Date: 28 May 2019
Time: 10.00 am - 11.30 am
Venue: ISEAS Seminar Room 2
About the Seminar
Amid slowing global growth, weaker external demand, and rising protectionism, the near-term prospects for the ASEAN+3 region is expected to be softer, while the longer term economic fundamentals remain intact. Regional policymakers need to stand ready to mitigate the downside risks by using the available policy tools flexibly.
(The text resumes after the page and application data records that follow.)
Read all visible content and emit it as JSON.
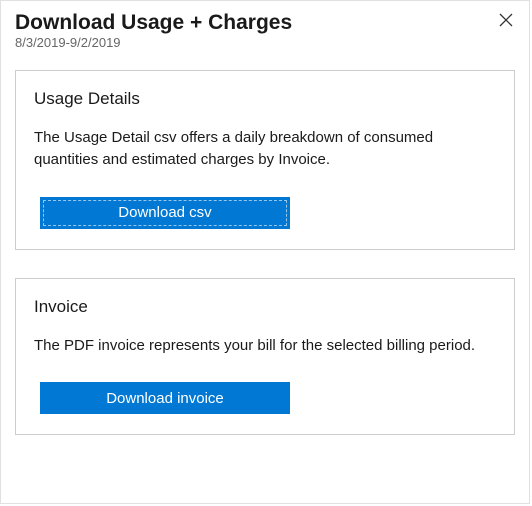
{
  "header": {
    "title": "Download Usage + Charges",
    "date_range": "8/3/2019-9/2/2019"
  },
  "usage_details": {
    "title": "Usage Details",
    "description": "The Usage Detail csv offers a daily breakdown of consumed quantities and estimated charges by Invoice.",
    "button_label": "Download csv"
  },
  "invoice": {
    "title": "Invoice",
    "description": "The PDF invoice represents your bill for the selected billing period.",
    "button_label": "Download invoice"
  }
}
In this context, the ASEAN+3 Regional Economic Outlook (AREO) 2019 newly released by the ASEAN+3 Macroeconomic Research Office (AMRO) discusses the economic prospects for the 10 members of the Association of Southeast Asian Nations, and China, Hong Kong – China, Japan and Korea, and a thematic study on “Building Capacity and Connectivity for the New Economy.” The thematic part focuses on how East Asia, as one of the most dynamic emerging market regions in the world, can tackle multiple challenges related to strengthening their collective development capacity and cross-border connectivity.
The seminar, co-organized by AMRO and the ISEAS-Yusof Ishak Institute, will use the AREO 2019 as a background document and discuss the following questions: What are the key economic prospects and risks for regional growth in 2019-2020? What are the latest economic developments for Singapore? What are the drivers and challenges for ASEAN+3 to build capacity and connectivity? How can the region prepare itself to rise to the challenges of the “new economy,” sustain buoyant growth, and continue to embrace and benefit from globalization? What role can Singapore, as a regional financial center, play to facilitate this process?
About the Speaker
Hoe Ee Khor is the Chief Economist of AMRO responsible for overseeing and developing the work on macroeconomic and financial market surveillance on East Asia and on the member economies in the region. He is also a member of the senior management team responsible for setting the strategic direction and management of AMRO.
Prior to joining AMRO, Dr Khor was a Deputy Director of the Asia and Pacific Department (APD) at the International Monetary Fund (IMF), responsible for overseeing the surveillance work on six ASEAN and twelve Pacific Island countries. Dr Khor started his career as an economist at the IMF in 1981 and had worked on a wide range of economies in the Western Hemisphere as well as in the Asia and Pacific departments. He was the IMF Deputy Resident Representative in China from 1991-1993.
Dr Khor obtained his Bachelor’s Degree in Economics/Mathematics from the University of Rochester and a Ph.D. in Economics from Princeton University.
About the Discussants
Siwage Dharma Negara is Senior Fellow at the Regional Economic Studies Programme and the Indonesia Studies Programme at ISEAS-Yusof Ishak Institute. He is Coordinator for Singapore APEC Study Centre at the same institute. Prior to joining ISEAS, he was an economist at the Indonesian Institute of Sciences (LIPI). He works on broad range of issues related to the Indonesian economy, with special interest on infrastructure and macroeconomic development. He has a PhD in economics from the University of Melbourne, Australia.
Chua Hak Bin is a Senior Economist with Maybank Kim Eng, covering Singapore and ASEAN macro themes. He was formerly a Consultant at GIC, and Head of Emerging Asia and ASEAN Economics at Bank of America Merrill Lynch for about six years. Dr Chua has also worked as a Strategist and Economist at Citigroup, Deutsche Private Wealth Management, DBS Bank and RHB Bank. Prior to joining the private sector, Dr Chua was with the Monetary Authority of Singapore (MAS) for about six years, heading the external economies, financial surveillance and planning, policy and communications divisions. In Kuala Lumpur, he was overseeing corporate finance for a listed property, construction and plantation company.
Dr Chua holds a PhD in Economics from Harvard University, and a Bachelor of Science in Engineering and a Bachelor of Arts in Economics from Brown University. He was a Visiting Lecturer in International Economics at Yale University for a year after completing his PhD.